→ What is expected
Without the pictures, can you quote each line below exactly?

(Provided material begins)

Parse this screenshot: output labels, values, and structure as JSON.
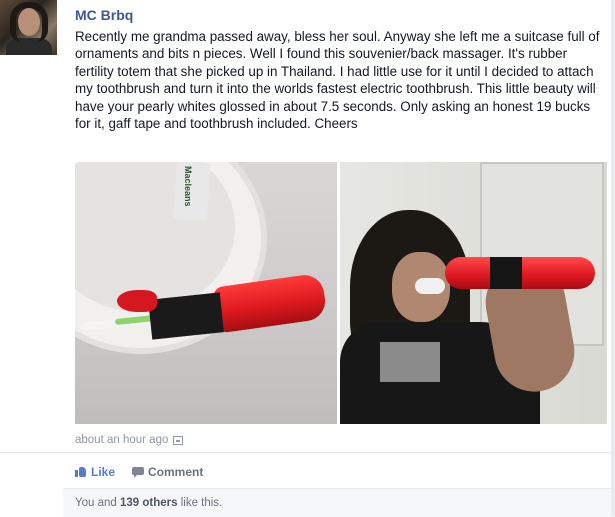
{
  "post": {
    "author": "MC Brbq",
    "text": "Recently me grandma passed away, bless her soul. Anyway she left me a suitcase full of ornaments and bits n pieces. Well I found this souvenier/back massager. It's rubber fertility totem that she picked up in Thailand. I had little use for it until I decided to attach my toothbrush and turn it into the worlds fastest electric toothbrush. This little beauty will have your pearly whites glossed in about 7.5 seconds. Only asking an honest 19 bucks for it, gaff tape and toothbrush included. Cheers",
    "timestamp": "about an hour ago",
    "photo1_tube_label": "Macleans"
  },
  "actions": {
    "like_label": "Like",
    "comment_label": "Comment"
  },
  "likes": {
    "prefix": "You and ",
    "count": "139 others",
    "suffix": " like this."
  },
  "colors": {
    "link": "#3b5998",
    "muted": "#9197a3",
    "like_blue": "#5b7bc0"
  },
  "icons": {
    "timestamp": "photo-icon",
    "like": "thumbs-up-icon",
    "comment": "comment-icon"
  }
}
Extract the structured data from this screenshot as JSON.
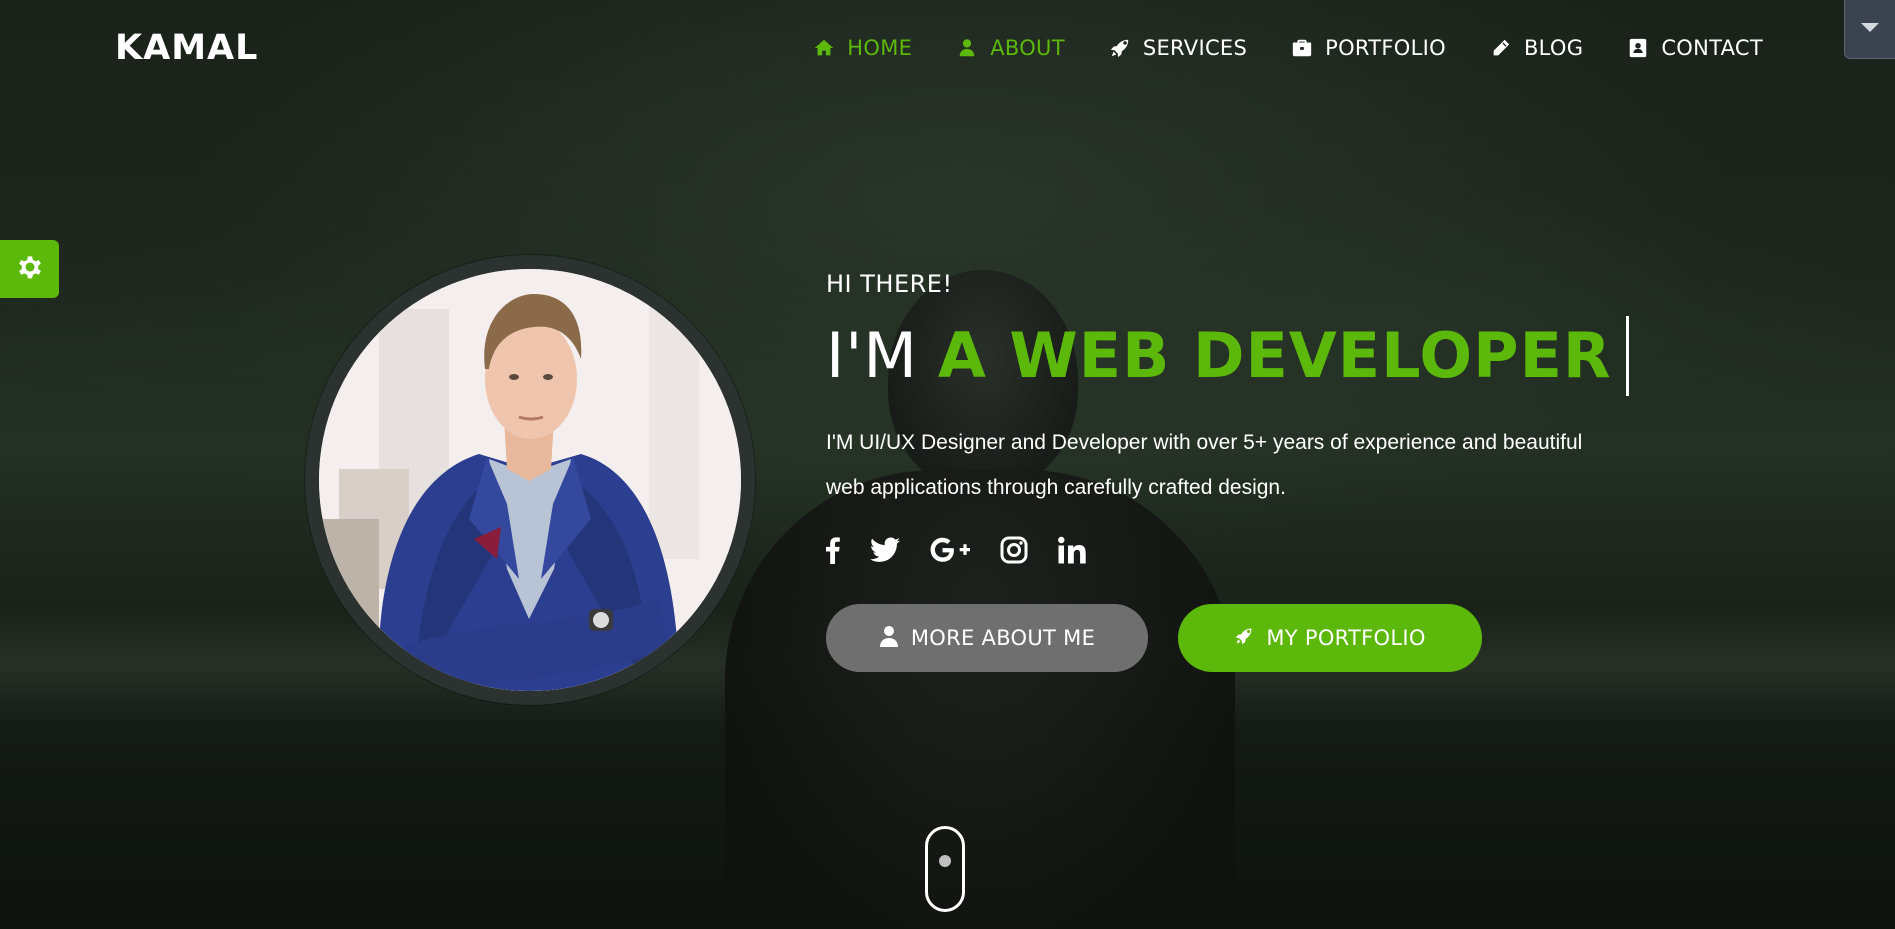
{
  "brand": "KAMAL",
  "nav": {
    "items": [
      {
        "label": "HOME",
        "icon": "home-icon",
        "active": true
      },
      {
        "label": "ABOUT",
        "icon": "user-icon",
        "active": true
      },
      {
        "label": "SERVICES",
        "icon": "rocket-icon",
        "active": false
      },
      {
        "label": "PORTFOLIO",
        "icon": "briefcase-icon",
        "active": false
      },
      {
        "label": "BLOG",
        "icon": "pencil-icon",
        "active": false
      },
      {
        "label": "CONTACT",
        "icon": "address-book-icon",
        "active": false
      }
    ]
  },
  "hero": {
    "greeting": "HI THERE!",
    "headline_prefix": "I'M",
    "headline_typed": "A WEB DEVELOPER",
    "description": "I'M UI/UX Designer and Developer with over 5+ years of experience and beautiful web applications through carefully crafted design.",
    "social": [
      "facebook-icon",
      "twitter-icon",
      "google-plus-icon",
      "instagram-icon",
      "linkedin-icon"
    ],
    "buttons": {
      "more_about": "MORE ABOUT ME",
      "portfolio": "MY PORTFOLIO"
    }
  },
  "colors": {
    "accent": "#5cb80a",
    "button_secondary": "#6f6f6f",
    "dropdown_tab": "#3b4250"
  }
}
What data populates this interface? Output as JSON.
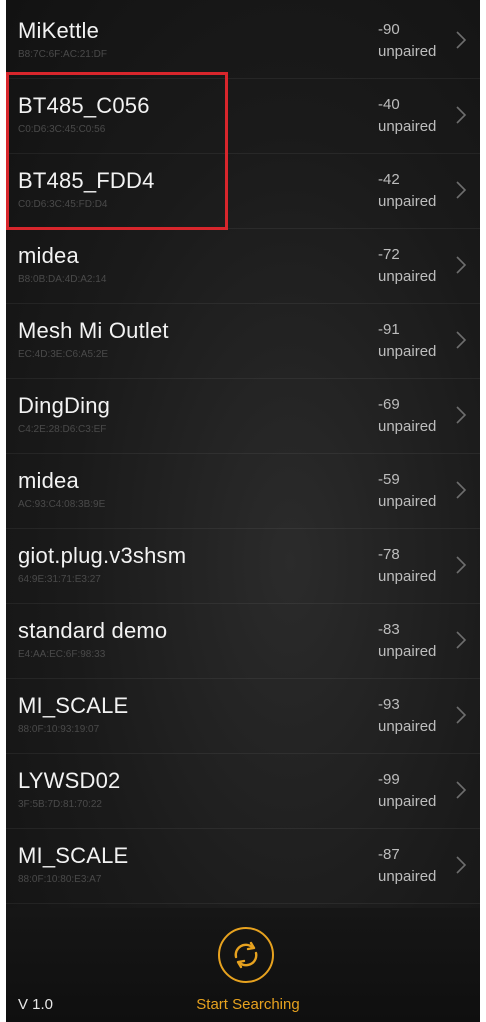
{
  "devices": [
    {
      "name": "MiKettle",
      "mac": "B8:7C:6F:AC:21:DF",
      "rssi": "-90",
      "status": "unpaired"
    },
    {
      "name": "BT485_C056",
      "mac": "C0:D6:3C:45:C0:56",
      "rssi": "-40",
      "status": "unpaired"
    },
    {
      "name": "BT485_FDD4",
      "mac": "C0:D6:3C:45:FD:D4",
      "rssi": "-42",
      "status": "unpaired"
    },
    {
      "name": "midea",
      "mac": "B8:0B:DA:4D:A2:14",
      "rssi": "-72",
      "status": "unpaired"
    },
    {
      "name": "Mesh Mi Outlet",
      "mac": "EC:4D:3E:C6:A5:2E",
      "rssi": "-91",
      "status": "unpaired"
    },
    {
      "name": "DingDing",
      "mac": "C4:2E:28:D6:C3:EF",
      "rssi": "-69",
      "status": "unpaired"
    },
    {
      "name": "midea",
      "mac": "AC:93:C4:08:3B:9E",
      "rssi": "-59",
      "status": "unpaired"
    },
    {
      "name": "giot.plug.v3shsm",
      "mac": "64:9E:31:71:E3:27",
      "rssi": "-78",
      "status": "unpaired"
    },
    {
      "name": "standard demo",
      "mac": "E4:AA:EC:6F:98:33",
      "rssi": "-83",
      "status": "unpaired"
    },
    {
      "name": "MI_SCALE",
      "mac": "88:0F:10:93:19:07",
      "rssi": "-93",
      "status": "unpaired"
    },
    {
      "name": "LYWSD02",
      "mac": "3F:5B:7D:81:70:22",
      "rssi": "-99",
      "status": "unpaired"
    },
    {
      "name": "MI_SCALE",
      "mac": "88:0F:10:80:E3:A7",
      "rssi": "-87",
      "status": "unpaired"
    }
  ],
  "footer": {
    "version": "V 1.0",
    "search_label": "Start Searching",
    "search_icon": "refresh-icon"
  },
  "colors": {
    "accent": "#e7a21f",
    "highlight_border": "#d8262c"
  }
}
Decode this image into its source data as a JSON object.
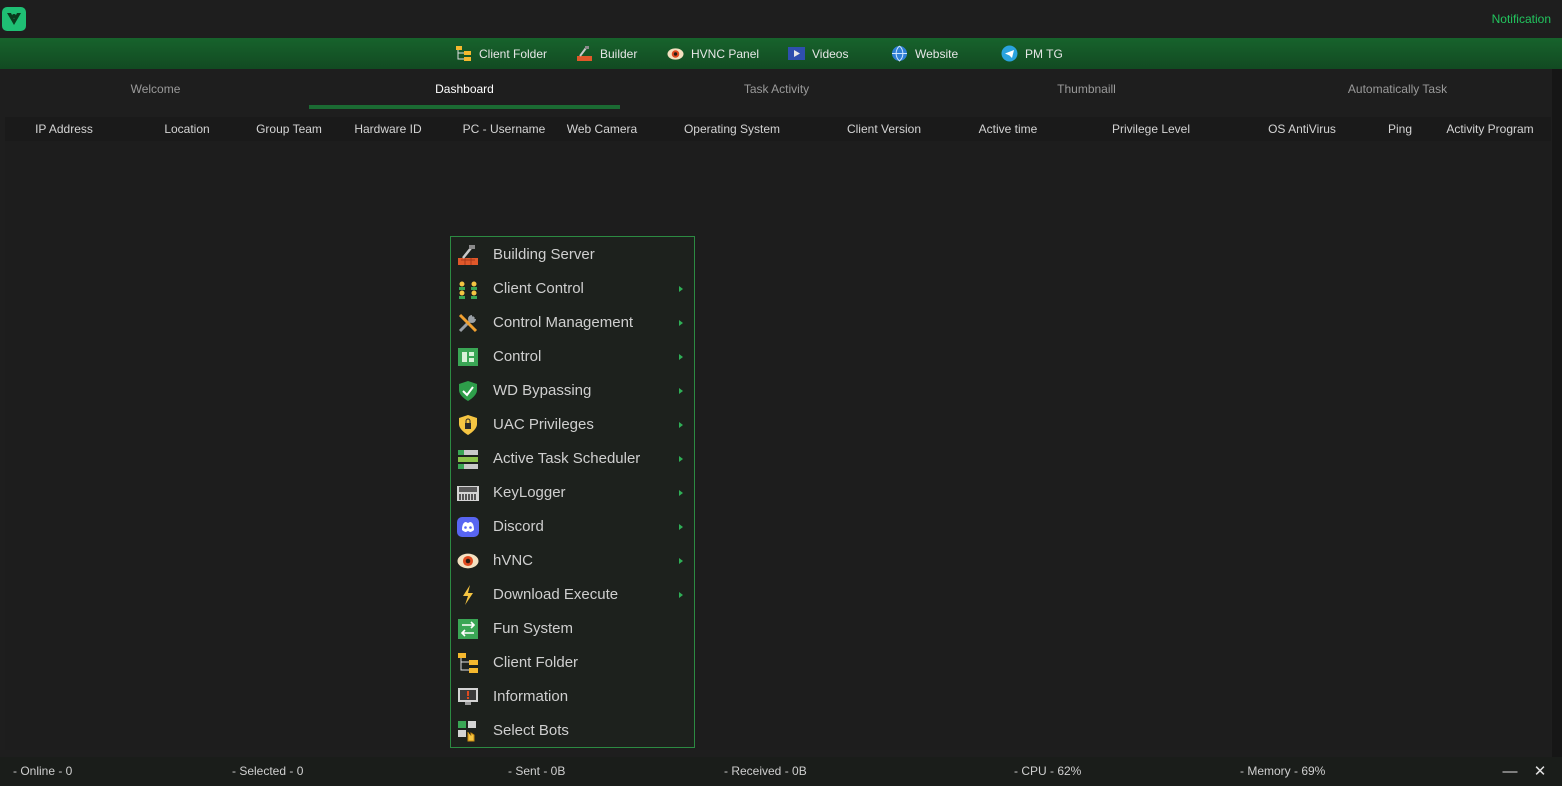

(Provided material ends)

→ Answer space
Parse this screenshot: output labels, values, and structure as JSON.
{
  "post": {
    "author": "MC Brbq",
    "text": "Recently me grandma passed away, bless her soul. Anyway she left me a suitcase full of ornaments and bits n pieces. Well I found this souvenier/back massager. It's rubber fertility totem that she picked up in Thailand. I had little use for it until I decided to attach my toothbrush and turn it into the worlds fastest electric toothbrush. This little beauty will have your pearly whites glossed in about 7.5 seconds. Only asking an honest 19 bucks for it, gaff tape and toothbrush included. Cheers",
    "timestamp": "about an hour ago",
    "photo1_tube_label": "Macleans"
  },
  "actions": {
    "like_label": "Like",
    "comment_label": "Comment"
  },
  "likes": {
    "prefix": "You and ",
    "count": "139 others",
    "suffix": " like this."
  },
  "colors": {
    "link": "#3b5998",
    "muted": "#9197a3",
    "like_blue": "#5b7bc0"
  },
  "icons": {
    "timestamp": "photo-icon",
    "like": "thumbs-up-icon",
    "comment": "comment-icon"
  }
}
Extract the structured data from this screenshot as JSON.
{
  "brand": "KAMAL",
  "nav": {
    "items": [
      {
        "label": "HOME",
        "icon": "home-icon",
        "active": true
      },
      {
        "label": "ABOUT",
        "icon": "user-icon",
        "active": true
      },
      {
        "label": "SERVICES",
        "icon": "rocket-icon",
        "active": false
      },
      {
        "label": "PORTFOLIO",
        "icon": "briefcase-icon",
        "active": false
      },
      {
        "label": "BLOG",
        "icon": "pencil-icon",
        "active": false
      },
      {
        "label": "CONTACT",
        "icon": "address-book-icon",
        "active": false
      }
    ]
  },
  "hero": {
    "greeting": "HI THERE!",
    "headline_prefix": "I'M",
    "headline_typed": "A WEB DEVELOPER",
    "description": "I'M UI/UX Designer and Developer with over 5+ years of experience and beautiful web applications through carefully crafted design.",
    "social": [
      "facebook-icon",
      "twitter-icon",
      "google-plus-icon",
      "instagram-icon",
      "linkedin-icon"
    ],
    "buttons": {
      "more_about": "MORE ABOUT ME",
      "portfolio": "MY PORTFOLIO"
    }
  },
  "colors": {
    "accent": "#5cb80a",
    "button_secondary": "#6f6f6f",
    "dropdown_tab": "#3b4250"
  }
}
What data populates this interface? Output as JSON.
{
  "devices": [
    {
      "name": "MiKettle",
      "mac": "B8:7C:6F:AC:21:DF",
      "rssi": "-90",
      "status": "unpaired"
    },
    {
      "name": "BT485_C056",
      "mac": "C0:D6:3C:45:C0:56",
      "rssi": "-40",
      "status": "unpaired"
    },
    {
      "name": "BT485_FDD4",
      "mac": "C0:D6:3C:45:FD:D4",
      "rssi": "-42",
      "status": "unpaired"
    },
    {
      "name": "midea",
      "mac": "B8:0B:DA:4D:A2:14",
      "rssi": "-72",
      "status": "unpaired"
    },
    {
      "name": "Mesh Mi Outlet",
      "mac": "EC:4D:3E:C6:A5:2E",
      "rssi": "-91",
      "status": "unpaired"
    },
    {
      "name": "DingDing",
      "mac": "C4:2E:28:D6:C3:EF",
      "rssi": "-69",
      "status": "unpaired"
    },
    {
      "name": "midea",
      "mac": "AC:93:C4:08:3B:9E",
      "rssi": "-59",
      "status": "unpaired"
    },
    {
      "name": "giot.plug.v3shsm",
      "mac": "64:9E:31:71:E3:27",
      "rssi": "-78",
      "status": "unpaired"
    },
    {
      "name": "standard demo",
      "mac": "E4:AA:EC:6F:98:33",
      "rssi": "-83",
      "status": "unpaired"
    },
    {
      "name": "MI_SCALE",
      "mac": "88:0F:10:93:19:07",
      "rssi": "-93",
      "status": "unpaired"
    },
    {
      "name": "LYWSD02",
      "mac": "3F:5B:7D:81:70:22",
      "rssi": "-99",
      "status": "unpaired"
    },
    {
      "name": "MI_SCALE",
      "mac": "88:0F:10:80:E3:A7",
      "rssi": "-87",
      "status": "unpaired"
    }
  ],
  "footer": {
    "version": "V 1.0",
    "search_label": "Start Searching",
    "search_icon": "refresh-icon"
  },
  "colors": {
    "accent": "#e7a21f",
    "highlight_border": "#d8262c"
  }
}
Decode this image into its source data as a JSON object.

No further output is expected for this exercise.